**What the exercise asks:**
Copy out the data that comes next, character for character, and leave the images aside.

[Data entries]
· · · · · · ·
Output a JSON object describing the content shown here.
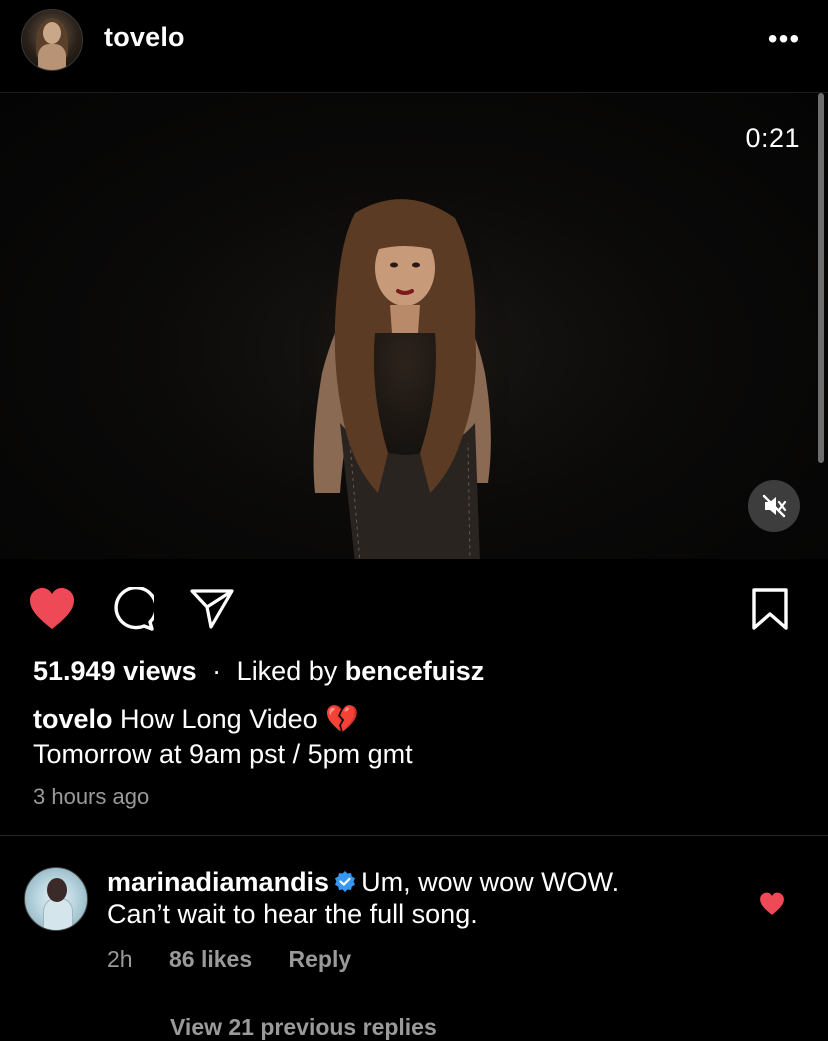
{
  "header": {
    "username": "tovelo",
    "more_label": "•••"
  },
  "video": {
    "timer": "0:21",
    "muted": true
  },
  "actions": {
    "liked": true,
    "like_color": "#ed4956"
  },
  "post": {
    "views": "51.949 views",
    "separator": "·",
    "liked_by_prefix": "Liked by",
    "liked_by_user": "bencefuisz",
    "caption_user": "tovelo",
    "caption_text": "How Long Video",
    "caption_emoji": "💔",
    "caption_line2": "Tomorrow at 9am pst / 5pm gmt",
    "time_ago": "3 hours ago"
  },
  "comment": {
    "username": "marinadiamandis",
    "verified": true,
    "text_line1": "Um, wow wow WOW.",
    "text_line2": "Can’t wait to hear the full song.",
    "age": "2h",
    "likes": "86 likes",
    "reply_label": "Reply",
    "liked": true,
    "view_replies": "View 21 previous replies"
  }
}
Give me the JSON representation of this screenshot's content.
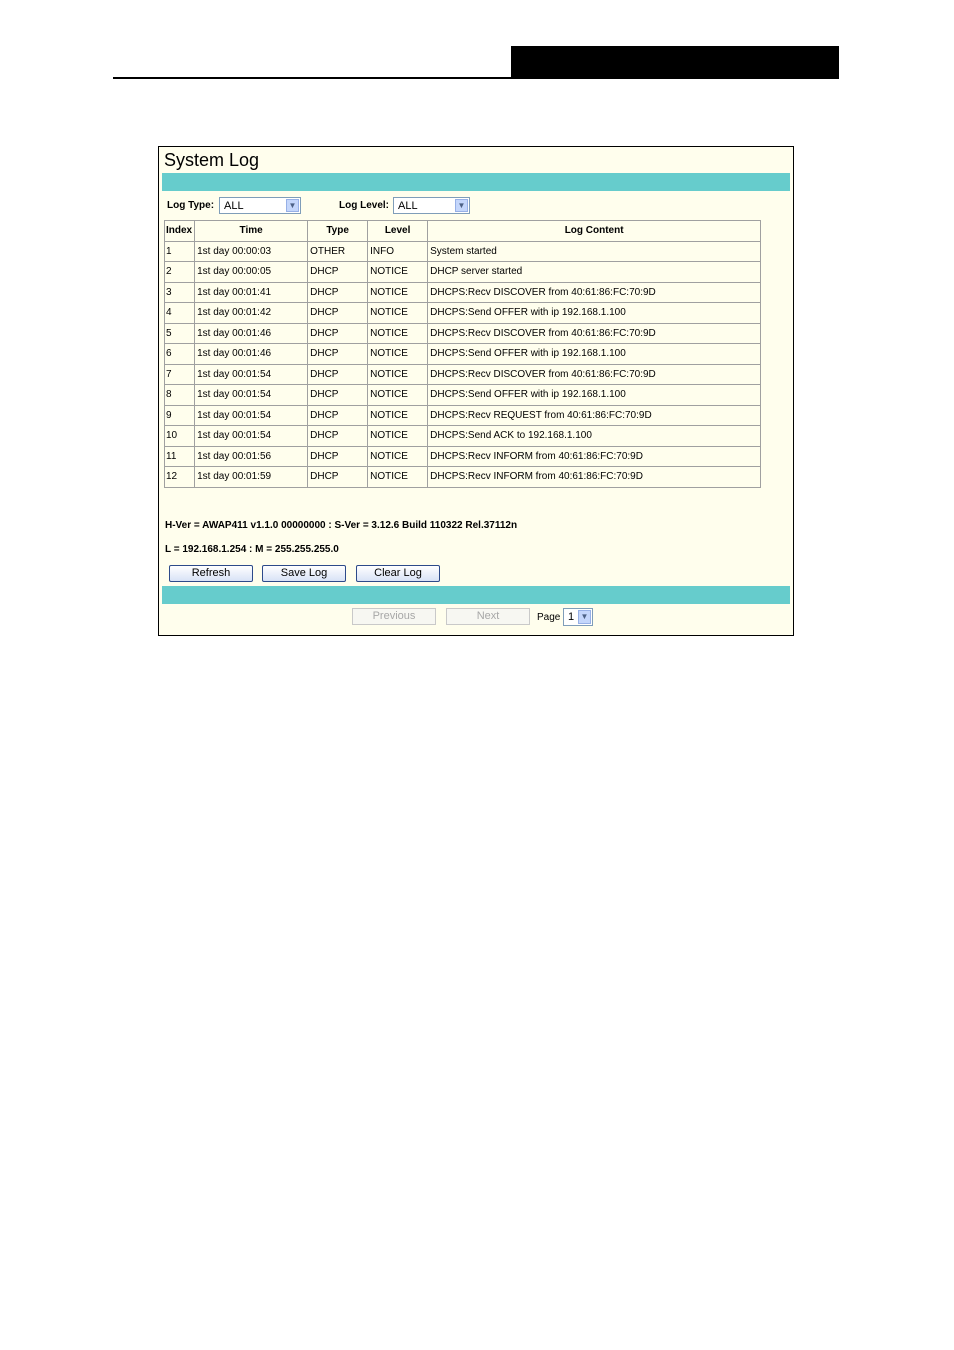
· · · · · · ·
**Task response:**
Output a JSON object describing the content shown here.
{
  "header": {
    "username": "tovelo",
    "more_label": "•••"
  },
  "video": {
    "timer": "0:21",
    "muted": true
  },
  "actions": {
    "liked": true,
    "like_color": "#ed4956"
  },
  "post": {
    "views": "51.949 views",
    "separator": "·",
    "liked_by_prefix": "Liked by",
    "liked_by_user": "bencefuisz",
    "caption_user": "tovelo",
    "caption_text": "How Long Video",
    "caption_emoji": "💔",
    "caption_line2": "Tomorrow at 9am pst / 5pm gmt",
    "time_ago": "3 hours ago"
  },
  "comment": {
    "username": "marinadiamandis",
    "verified": true,
    "text_line1": "Um, wow wow WOW.",
    "text_line2": "Can’t wait to hear the full song.",
    "age": "2h",
    "likes": "86 likes",
    "reply_label": "Reply",
    "liked": true,
    "view_replies": "View 21 previous replies"
  }
}
Give me the JSON representation of this screenshot's content.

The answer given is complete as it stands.